The notebooks

Nila Mohanan

When I look back at the path that I have traversed so far in life, the most cherished moments are those that I have spent with people who have inspired and encouraged me to be a better human being. Amongst such people, I can count my teachers as having played a very vital role in making me the person I am. I consider myself to have been lucky enough to be guided into the world of knowledge and learning by teachers who did not think that teaching was merely a profession, but instead considered it a divine duty that could change lives. At several junctures in my life, when I felt that things were not going my way, my teachers gave me the strength and courage to keep striving. Though it is difficult to pick one experience out of so many that I fondly remember, I choose the following incident to illustrate the deep sense of affection that only perhaps a true teacher is capable of sharing with his or her student.

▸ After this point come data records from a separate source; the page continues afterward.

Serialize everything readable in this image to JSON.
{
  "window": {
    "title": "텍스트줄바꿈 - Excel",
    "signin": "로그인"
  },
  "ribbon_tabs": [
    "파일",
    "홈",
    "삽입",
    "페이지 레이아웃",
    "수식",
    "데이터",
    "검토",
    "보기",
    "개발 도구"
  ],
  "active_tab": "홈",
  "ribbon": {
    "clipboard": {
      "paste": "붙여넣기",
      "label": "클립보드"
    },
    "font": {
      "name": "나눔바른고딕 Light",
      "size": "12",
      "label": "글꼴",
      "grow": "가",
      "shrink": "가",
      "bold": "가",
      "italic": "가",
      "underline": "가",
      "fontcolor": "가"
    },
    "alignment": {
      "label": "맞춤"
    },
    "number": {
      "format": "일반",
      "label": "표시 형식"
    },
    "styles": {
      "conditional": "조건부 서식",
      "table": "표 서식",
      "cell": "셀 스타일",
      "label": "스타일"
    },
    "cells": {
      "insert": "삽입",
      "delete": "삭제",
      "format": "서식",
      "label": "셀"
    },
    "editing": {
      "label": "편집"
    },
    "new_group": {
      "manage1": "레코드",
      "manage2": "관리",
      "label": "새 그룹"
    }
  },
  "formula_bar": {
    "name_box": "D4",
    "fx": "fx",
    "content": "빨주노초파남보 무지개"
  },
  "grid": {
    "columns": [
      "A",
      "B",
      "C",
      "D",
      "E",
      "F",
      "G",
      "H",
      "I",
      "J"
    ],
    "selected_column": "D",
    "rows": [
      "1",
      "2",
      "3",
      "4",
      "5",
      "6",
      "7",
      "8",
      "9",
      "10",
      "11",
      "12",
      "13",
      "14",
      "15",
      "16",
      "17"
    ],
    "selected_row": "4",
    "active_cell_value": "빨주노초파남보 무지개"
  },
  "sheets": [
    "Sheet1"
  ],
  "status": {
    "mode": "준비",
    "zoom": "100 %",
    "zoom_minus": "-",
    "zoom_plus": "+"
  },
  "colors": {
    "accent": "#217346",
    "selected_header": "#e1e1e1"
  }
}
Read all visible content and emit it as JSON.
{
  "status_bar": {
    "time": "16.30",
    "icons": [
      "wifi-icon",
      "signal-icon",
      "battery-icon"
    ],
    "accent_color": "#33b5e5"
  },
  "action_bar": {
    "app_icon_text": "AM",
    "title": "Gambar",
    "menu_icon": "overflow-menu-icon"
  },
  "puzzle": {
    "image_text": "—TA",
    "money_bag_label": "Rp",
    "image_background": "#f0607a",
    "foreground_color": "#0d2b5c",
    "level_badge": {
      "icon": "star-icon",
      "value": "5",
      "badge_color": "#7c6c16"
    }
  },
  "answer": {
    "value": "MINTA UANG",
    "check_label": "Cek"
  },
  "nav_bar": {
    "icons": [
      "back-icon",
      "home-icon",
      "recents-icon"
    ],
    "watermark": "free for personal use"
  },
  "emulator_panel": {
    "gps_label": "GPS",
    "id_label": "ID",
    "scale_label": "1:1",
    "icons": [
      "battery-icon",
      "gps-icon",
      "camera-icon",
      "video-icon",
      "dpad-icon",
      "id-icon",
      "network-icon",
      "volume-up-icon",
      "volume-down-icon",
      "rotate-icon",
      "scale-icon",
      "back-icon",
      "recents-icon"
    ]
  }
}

The-notebooks Santhakumary Madam taught me economics in the 11th and 12th standards. She was a perfectionist in every sense of the term. Never would she miss a class or give less than her best in throwing light on the intricacies of the subject. This was coupled with the insistence that her students rose up to her high expectations. One sometimes felt that she was being a little too demanding and some of her students felt uncomfortable under the pressure. For me, it was her encouragement that helped me score well in the final exams. When I was about to leave for Delhi to pursue my graduation, I met Santhakumary Madam at her residence and as per her request, handed over my economics class notebooks to her. She gave me her blessings and I left with a heavy heart, because she had treated me like the daughter she never had in the two years that I was her student.

Years later, after I had completed my post-graduation and was doing my MPhil in Delhi along with preparing for the civil services, I met Madam in Trivandrum. She gave me valuable words of encouragement and wished me all success in my preparations. Just before I was about to leave, her husband came up to me and said, “Nila, you must have forgotten about these, but for Santhakumary, these are like a treasure that she guards fondly,” and handed over those same notebooks that I had given her years before. Tears welled up in my eyes to see that she had taken so much care to preserve those notebooks, which contained the knowledge that she had imparted to me. I looked up at her but neither of us could express in words the emotions that we were experiencing. I touched her feet and she hugged me, wishing me all the best. When I left that house, I resolved to myself that I would not let my teachers down. And it is that resolution that still guides me in everything that I do.

The author is currently Deputy Commissioner, Lower Subansiri District at Ziro, Arunachal Pradesh. She is deeply interested in the issues of educational development of adolescent girls and underprivileged youths. She can be reached at

Leave a Reply